GARGOYLE – TYPE V – MAGDALEN COLLEGE – 1 TROY OUNCE – 39MM
4 in stock
LOCATION: MAGDALEN COLLEGE, Oxford, England
Traditionally, gargoyles are thought to have been created in the medieval period, but there have also been discoveries of examples from ancient civilizations. Gargoyles donned the roofs of Egyptian temples, their mouths serving as water spouts to help with drainage. Greek temples also had similar pieces, the shapes often carved into ferocious animals, including lions. The origin of the name gargoyle is often attributed to St. Romanus. Legend has it that he saved his country from “Goji,” a monster called “Gargouille.” Evil spirits were said to be frightened off by the sheer horror of the monster’s appearance. This led to some calling the monster a protector and placing similar carved pieces on churches and other important buildings. Gargoyles surround the Tower of London in England, all bearing different grimaces.

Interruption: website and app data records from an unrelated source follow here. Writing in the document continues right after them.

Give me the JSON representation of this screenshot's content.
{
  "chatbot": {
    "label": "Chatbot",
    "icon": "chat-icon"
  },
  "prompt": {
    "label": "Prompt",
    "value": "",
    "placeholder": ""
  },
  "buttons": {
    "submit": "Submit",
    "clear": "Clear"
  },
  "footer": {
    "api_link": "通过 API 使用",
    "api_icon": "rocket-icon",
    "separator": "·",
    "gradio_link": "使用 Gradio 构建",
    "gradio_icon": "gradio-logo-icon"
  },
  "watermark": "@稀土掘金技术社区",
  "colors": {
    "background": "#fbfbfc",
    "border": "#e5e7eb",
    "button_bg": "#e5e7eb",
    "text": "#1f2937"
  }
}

Gargoyles throughout history have been created in several different images and figures. Some even include figures of people, such as a monk. Occasionally, they have continued to serve as rain and water spouts, but more often were ornamental, not providing a function. As these spouts became less and less necessary, so did the use of gargoyles.
By the start of the 19th century, gargoyles were becoming more of a decoration than anything else. Notre Dame de Paris has some of the most famous gargoyles from history. Used as decoration, some modern buildings in the United States were adorned with gargoyles, like the National Cathedral in Washington D.C. and the Chrysler Building in New York City, which has stainless steel versions. The popularity of the Gothic Revival movement in the United States encouraged the use of gargoyles. It can be found at several Universities, including Duke, Princeton, and the University of Chicago.
- Contains 1 Troy Ounce .999 Fine Silver
- Obverse: A detailed depiction of one of the gargoyles at Magdalen College in Oxford, England.
- Reverse: The common reverse for the series, featuring a depiction of gothic architecture window frames circling the outer circumference with the words “GARGOYLES OF THE WORLD,” centered, with a gargoyle perched on the “O” in gargoyle. Hallmark in the outer circumference at 6 o’clock.